The B.C. government is spending about $180K on professional process servers for those at risk of family violence, so victims don't have to confront the family member they need protection from.

B.C. government is spending about $180K on professional process servers for those at risk of family violence

Tracy Porteous, left, executive director of Ending Violence Association of B.C., stands with B.C. Justice Minister Suzanne Anton at the government announcement Monday. (CBC)

The B.C. government is spending about $180,000 to fix what Justice Minister Suzanne Anton calls a "missing link" in protection of victims of family violence.

Starting now, people who are at risk of family violence who are granted a protection order in court will no longer have to serve the order to the respondent, if he or she wasn't present in court.
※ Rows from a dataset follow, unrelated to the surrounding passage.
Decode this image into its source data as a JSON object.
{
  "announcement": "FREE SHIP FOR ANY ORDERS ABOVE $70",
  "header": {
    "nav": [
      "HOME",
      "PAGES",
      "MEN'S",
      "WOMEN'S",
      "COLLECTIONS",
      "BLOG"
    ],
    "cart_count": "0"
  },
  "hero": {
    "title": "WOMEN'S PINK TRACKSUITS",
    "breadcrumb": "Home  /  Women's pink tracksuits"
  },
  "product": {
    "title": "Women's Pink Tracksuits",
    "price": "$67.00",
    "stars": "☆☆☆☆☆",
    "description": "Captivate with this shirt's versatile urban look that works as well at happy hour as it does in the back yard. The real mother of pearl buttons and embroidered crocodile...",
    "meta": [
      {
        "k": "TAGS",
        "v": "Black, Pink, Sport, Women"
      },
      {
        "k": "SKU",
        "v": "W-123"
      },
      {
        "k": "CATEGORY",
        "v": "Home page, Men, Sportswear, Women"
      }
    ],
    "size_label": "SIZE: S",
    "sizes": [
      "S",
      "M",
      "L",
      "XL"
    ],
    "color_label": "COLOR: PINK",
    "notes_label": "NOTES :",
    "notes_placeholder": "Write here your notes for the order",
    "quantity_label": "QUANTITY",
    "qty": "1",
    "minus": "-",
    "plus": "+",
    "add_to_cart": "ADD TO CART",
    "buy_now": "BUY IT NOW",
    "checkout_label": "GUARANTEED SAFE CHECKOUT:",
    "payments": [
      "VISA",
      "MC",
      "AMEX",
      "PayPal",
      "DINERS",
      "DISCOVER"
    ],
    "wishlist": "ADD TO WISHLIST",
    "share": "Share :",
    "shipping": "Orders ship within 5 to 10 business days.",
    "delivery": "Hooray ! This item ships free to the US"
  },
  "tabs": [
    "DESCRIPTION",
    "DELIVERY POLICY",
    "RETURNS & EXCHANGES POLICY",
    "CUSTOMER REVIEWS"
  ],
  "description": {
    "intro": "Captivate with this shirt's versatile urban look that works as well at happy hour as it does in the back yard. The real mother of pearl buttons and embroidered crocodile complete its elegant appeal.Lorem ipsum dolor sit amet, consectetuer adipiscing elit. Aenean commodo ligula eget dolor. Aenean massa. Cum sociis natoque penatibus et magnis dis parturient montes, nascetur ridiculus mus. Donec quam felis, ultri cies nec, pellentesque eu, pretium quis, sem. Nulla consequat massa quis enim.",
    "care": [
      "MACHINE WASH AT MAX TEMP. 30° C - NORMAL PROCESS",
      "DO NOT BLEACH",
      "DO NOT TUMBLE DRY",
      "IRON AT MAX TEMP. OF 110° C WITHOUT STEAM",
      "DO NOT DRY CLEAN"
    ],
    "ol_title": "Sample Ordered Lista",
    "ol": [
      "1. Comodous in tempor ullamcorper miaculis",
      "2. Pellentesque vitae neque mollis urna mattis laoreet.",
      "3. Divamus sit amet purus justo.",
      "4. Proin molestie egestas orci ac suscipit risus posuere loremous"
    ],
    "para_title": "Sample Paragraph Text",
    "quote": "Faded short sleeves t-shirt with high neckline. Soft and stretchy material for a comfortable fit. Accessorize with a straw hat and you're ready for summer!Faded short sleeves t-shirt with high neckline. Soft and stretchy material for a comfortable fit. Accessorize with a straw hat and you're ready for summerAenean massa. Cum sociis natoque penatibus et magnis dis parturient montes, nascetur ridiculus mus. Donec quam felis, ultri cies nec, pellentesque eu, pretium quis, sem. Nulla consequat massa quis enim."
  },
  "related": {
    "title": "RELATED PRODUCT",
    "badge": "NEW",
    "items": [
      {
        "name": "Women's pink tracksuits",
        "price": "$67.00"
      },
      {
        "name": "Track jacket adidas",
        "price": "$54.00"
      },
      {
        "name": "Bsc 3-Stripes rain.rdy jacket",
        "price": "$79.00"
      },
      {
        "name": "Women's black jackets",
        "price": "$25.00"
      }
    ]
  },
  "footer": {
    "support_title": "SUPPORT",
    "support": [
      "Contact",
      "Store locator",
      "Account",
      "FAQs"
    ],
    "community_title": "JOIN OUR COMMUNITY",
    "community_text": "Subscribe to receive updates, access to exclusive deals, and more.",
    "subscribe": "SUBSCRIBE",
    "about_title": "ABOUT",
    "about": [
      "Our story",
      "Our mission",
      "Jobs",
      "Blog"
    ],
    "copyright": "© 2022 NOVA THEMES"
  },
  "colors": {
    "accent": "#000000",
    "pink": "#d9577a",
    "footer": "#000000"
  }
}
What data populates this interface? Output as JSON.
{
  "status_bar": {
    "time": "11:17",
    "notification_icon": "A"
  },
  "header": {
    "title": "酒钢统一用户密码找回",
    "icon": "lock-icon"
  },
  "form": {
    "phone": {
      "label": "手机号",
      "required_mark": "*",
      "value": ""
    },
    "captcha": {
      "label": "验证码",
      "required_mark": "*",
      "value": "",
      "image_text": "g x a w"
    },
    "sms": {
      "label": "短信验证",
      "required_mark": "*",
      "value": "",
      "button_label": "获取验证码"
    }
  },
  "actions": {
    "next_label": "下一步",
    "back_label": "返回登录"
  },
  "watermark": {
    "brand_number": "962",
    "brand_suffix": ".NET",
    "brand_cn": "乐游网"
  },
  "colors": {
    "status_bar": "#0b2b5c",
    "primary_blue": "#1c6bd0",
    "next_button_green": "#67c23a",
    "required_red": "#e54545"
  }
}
Instead, the B.C. government has contracted a private company, Dye & Durham, as professional process servers in those cases.

"This fills in a bit of a missing link," said Anton.

"Starting today, British Columbians will no longer need to worry about arranging for this service."

"The significance of today is having an intermediary, to ensure that a woman herself doesn't have to approach a violent offender, or she doesn't have to ask her dad to go and serve such an order," said Tracy Porteous, executive director of the Ending Violence Association of B.C., at the government announcement.

1800 protection orders a year in B.C.

Protection orders can be granted by a judge in family court to protect one family member from another in cases of physical, sexual, or emotional abuse; forcible confinement, or withholding the necessities of life.

The order will list the conditions the person named in it, or respondent, has to follow, which usually includes no direct or indirect contact with the applicant.

When the respondent isn't in court — which is common, happening in about 1,000 of the 1,800 cases a year in B.C. — the applicant has to find some way to notify or "serve" the respondent the order.

Now, with a professional process server doing that job, there will be a clear paper trail that will make it easier for police to enforce the orders if they are disobeyed, said Anton.

"I want to thank the minister of justice profoundly for this step, because I think it will increase safety for families that are dealing with domestic violence," said Porteous.

The service will be available in all regions of B.C. at no cost to applicants, the government said.